Elsewhere the album suffers from being too viral; Matt Bellamy seems to have sacrificed musical integrity for something which gets stuck into your head. Songs like ‘The Resistance’ and Uprising’ suffer from over commercial choruses which are very easy to sing along to, but are pretty devoid of musical interest and lyrically ingenuity. The main issue I have with this is that songs like ‘Guiding Light’ and ‘Unnatural Selection’, along with almost every other popular song Muse have ever had, prove that there’s no need to pander to the lowest common denominator for songs to be popular. There’s no need to popularise music in order to get radio time, especially if you’re Muse, one of the biggest, most popular alternative rock bands on the planet.

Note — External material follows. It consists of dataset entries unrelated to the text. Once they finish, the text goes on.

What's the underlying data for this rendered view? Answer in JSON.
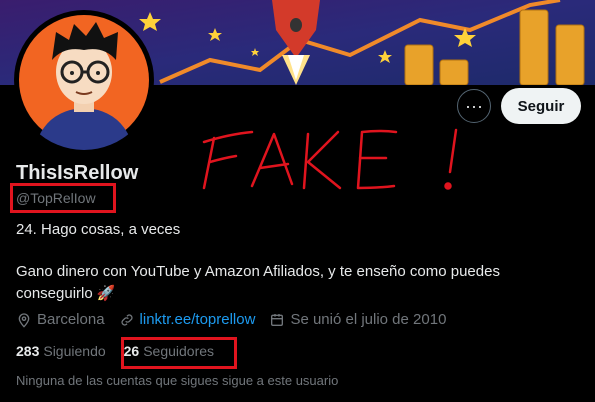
{
  "profile": {
    "name": "ThisIsRellow",
    "handle": "@TopRelIow",
    "bio_line1": "24. Hago cosas, a veces",
    "bio_line2": "Gano dinero con YouTube y Amazon Afiliados, y te enseño como puedes conseguirlo 🚀",
    "location": "Barcelona",
    "link": "linktr.ee/toprellow",
    "joined": "Se unió el julio de 2010",
    "following_count": "283",
    "following_label": "Siguiendo",
    "followers_count": "26",
    "followers_label": "Seguidores",
    "mutuals_note": "Ninguna de las cuentas que sigues sigue a este usuario"
  },
  "actions": {
    "more_label": "···",
    "follow_label": "Seguir"
  },
  "annotation": {
    "text": "FAKE !",
    "color": "#e0141e"
  },
  "icons": {
    "location": "location-pin-icon",
    "link": "link-icon",
    "calendar": "calendar-icon",
    "banner_rocket": "rocket-icon",
    "banner_star": "star-icon"
  },
  "colors": {
    "background": "#000000",
    "accent_link": "#1d9bf0",
    "muted_text": "#71767b",
    "annotation_red": "#e0141e",
    "avatar_bg": "#f26522"
  }
}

At times is feels like Muse are trying too hard. United States of Eurasia sounds a lot like a Queen song, now there’s nothing wrong with that as an idea, but the delivery is poor. The song feels totally disorganised. It’s meant to emulate the tempo changes and full throttle musical explosions that made Queen so great, but instead it is a mess of misplaced and clunky rubbish. Similarly the lyrics seem to be trying to emulate the brilliance of past albums. ‘Guiding Light’ is a pale imitation of ‘Starlight’ and the occasional reference to 1984 just doesn’t cut it when held up to the genius of ‘Citizen Erased’, especially when it is cut with meaningless and seemingly random soppy romance lyrics. In previous albums one or two songs have essentially been love songs, but this time they all seem to contain an element of the love song. When delivered well, love songs can be a real highlight of an album, but in The Resistance is just descends into cliché.
Overall this album tries to hard to reach the blistering heights of Muse’s past brilliance. It’s not a bad album per se, but it’s not realty a good one either. If I was being kind I’d call it decent, if I was being unkind I’d call it painfully mediocre. I hope this is a blip, not the beginning of a trend. I would hate to see Muse peter out after just 5 albums. Bellamy and co. have for more to offer the world of music that they have done thus far. Muse need to remember the sound that got them where they are today and stop pandering to the record companies; they are popular enough not to need to.
So two very different albums, neither of which are exactly brilliant but there you go, life would be dull of every album were perfect. Wait what am I saying? If only every album were perfect. Anyway, October brings new album from Nine Black Alps and The Flaming Lips, so I’ll review those when I get them, in the meantime next week will be on time (hopefully). In fact my lack of internet has given me time to play through the new Batman game, so I’ll probably review that next week. Fun times.